But it is quite obvious that the death of such a person of such magnitude shifts the political construct towards greater radicalism. What will happen in Russia is hard to say. We do not see protests there today, but it is quite obvious that there is hidden dissatisfaction brewing. It is undoubtedly there, we just cannot see it.

– So it's not a burned field? Everyone is scared, some people have been thrown out, some have been imprisoned.

– Yes, everyone is scared, people have been thrown out, imprisoned, killed. But there are 140 million people. We know that there were still 15% against the war for moral reasons. They were there. This is the same Crimean consensus: 86/14. We saw more or less demonstrations in the first two weeks after the full-scale invasion two years ago. So, in fact, this number of people in Russia exists. Some of them left, some were forced to return. But society is not hopeless.

It is quite obvious that today there is no potential for overthrowing the regime even close. There is also no potential for mass protest. But such events can lead to something. Right now, it seems to me, the biggest question that the Kremlin has to solve is where to bury Navalny. In fact, this is the question that they are racking their brains over in the Kremlin.

Garry Kasparov on Navalny's death: Blood always leads to radicalizationGarry Kasparov commented on the death of Alexei Navalny (Photo: RBC-Ukraine)

According to their laws, they are obliged to bring him and hand him over to his relatives. That is, as I believe, to his parents in Moscow. But here everything can happen. The point is that these events again are not controlled by anyone. I have no doubt that if such a mournful ceremony takes place in Moscow, we may see a number of people that will exceed all expectations. So, it is not excluded that they will seek other, again illegal, ways.

Navalny's shadow is still a threat. And it is quite obvious that they will continue to fight it even after his death. Regarding both Russia and the West, a new situation has arisen in which everyone will have to make some decisions. Our position remains unchanged: the regime is criminal, but the overthrow of the regime is possible only after the victory of Ukraine. Ukraine's victory is a step towards freedom for Russia. Therefore, nothing has changed in my position and that of my colleagues here. Another thing is that this tragic news may increase the number of our supporters.

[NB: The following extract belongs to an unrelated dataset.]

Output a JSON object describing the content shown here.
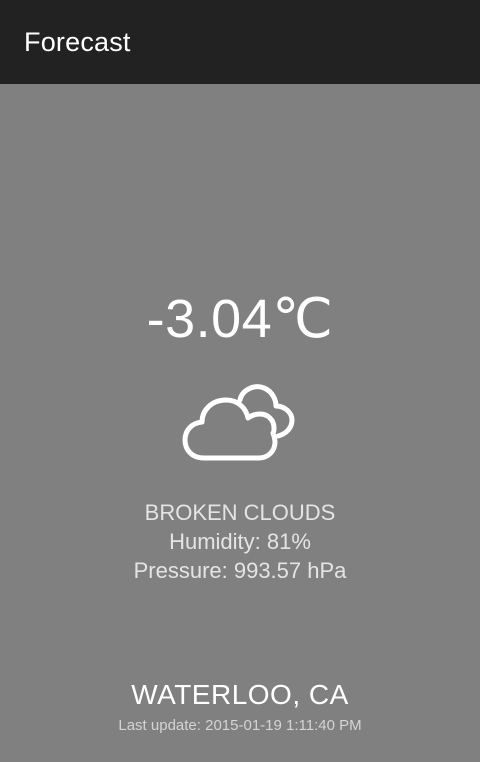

You once sharply criticized the methods of Alexei Navalny. But now, if these reports are true, in your opinion, how will Alexei Navalny go down in history as in Russia, and how significant will his place in this history be?

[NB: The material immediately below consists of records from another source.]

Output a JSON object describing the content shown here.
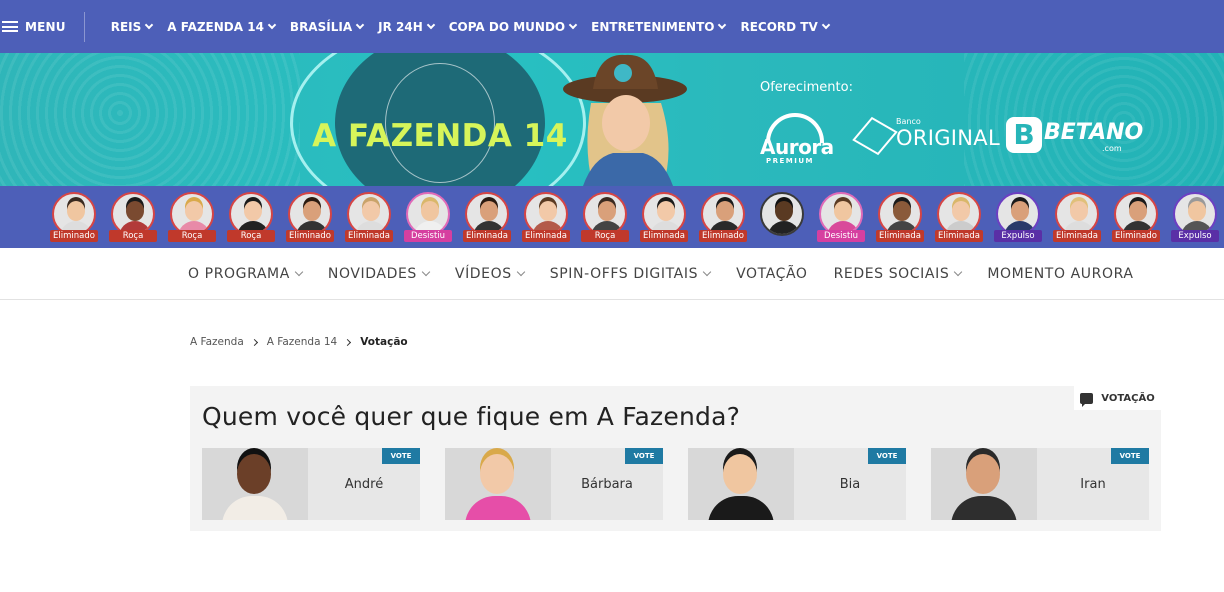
{
  "topnav": {
    "menu_label": "MENU",
    "items": [
      {
        "label": "REIS"
      },
      {
        "label": "A FAZENDA 14"
      },
      {
        "label": "BRASÍLIA"
      },
      {
        "label": "JR 24H"
      },
      {
        "label": "COPA DO MUNDO"
      },
      {
        "label": "ENTRETENIMENTO"
      },
      {
        "label": "RECORD TV"
      }
    ]
  },
  "banner": {
    "logo": "A FAZENDA 14",
    "offer_label": "Oferecimento:",
    "sponsors": {
      "aurora": {
        "name": "Aurora",
        "sub": "PREMIUM"
      },
      "original": {
        "small": "Banco",
        "name": "ORIGINAL"
      },
      "betano": {
        "mark": "B",
        "name": "BETANO",
        "domain": ".com"
      }
    }
  },
  "participants": [
    {
      "status": "Eliminado"
    },
    {
      "status": "Roça"
    },
    {
      "status": "Roça"
    },
    {
      "status": "Roça"
    },
    {
      "status": "Eliminado"
    },
    {
      "status": "Eliminada"
    },
    {
      "status": "Desistiu"
    },
    {
      "status": "Eliminada"
    },
    {
      "status": "Eliminada"
    },
    {
      "status": "Roça"
    },
    {
      "status": "Eliminada"
    },
    {
      "status": "Eliminado"
    },
    {
      "status": ""
    },
    {
      "status": "Desistiu"
    },
    {
      "status": "Eliminada"
    },
    {
      "status": "Eliminada"
    },
    {
      "status": "Expulso"
    },
    {
      "status": "Eliminada"
    },
    {
      "status": "Eliminado"
    },
    {
      "status": "Expulso"
    }
  ],
  "colors": {
    "nav_blue": "#4d5fb8",
    "teal": "#2bb9bc",
    "badge_red": "#c0392b",
    "badge_pink": "#d63fa0",
    "badge_purple": "#5a2fa6",
    "vote_blue": "#1f7aa3"
  },
  "subnav": {
    "items": [
      {
        "label": "O PROGRAMA",
        "dropdown": true
      },
      {
        "label": "NOVIDADES",
        "dropdown": true
      },
      {
        "label": "VÍDEOS",
        "dropdown": true
      },
      {
        "label": "SPIN-OFFS DIGITAIS",
        "dropdown": true
      },
      {
        "label": "VOTAÇÃO",
        "dropdown": false
      },
      {
        "label": "REDES SOCIAIS",
        "dropdown": true
      },
      {
        "label": "MOMENTO AURORA",
        "dropdown": false
      }
    ]
  },
  "breadcrumb": {
    "items": [
      "A Fazenda",
      "A Fazenda 14"
    ],
    "current": "Votação"
  },
  "poll": {
    "tag": "VOTAÇÃO",
    "title": "Quem você quer que fique em A Fazenda?",
    "vote_label": "VOTE",
    "candidates": [
      {
        "name": "André"
      },
      {
        "name": "Bárbara"
      },
      {
        "name": "Bia"
      },
      {
        "name": "Iran"
      }
    ]
  }
}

– We do not know how our affairs will resonate in history. I had significant differences with Alexei on many issues, although we also acted together, and many years ago, when I was still in Russia, we participated in large demonstrations together.

All this criticism today becomes insignificant against the backdrop of this tragedy. A person has died, realizing the risk he was taking by returning to Russia. When I was asked if I could comment on his decision to return after an unsuccessful attempt by the Putin regime to eliminate him, I always talked about the political component of the decision. And I may not agree with it.

It seems to me it was not the best decision. But one cannot comment on an act of heroism. An act of personal heroism stands above any political calculations. Navalny took a risk. He paid the highest price for it – his life. Therefore, it seems to me that today the rest of the critical arrows that were launched at Navalny simply do not reach the target.

He is already above all this criticism. And I want to repeat that even Navalny's shadow is a terrible threat to the regime. It is something the regime may or may not be able to handle because he is already out of their control. But what he has provoked with his life and his death may be the final straw that overflows this cup of the world's patience with Putin's crimes.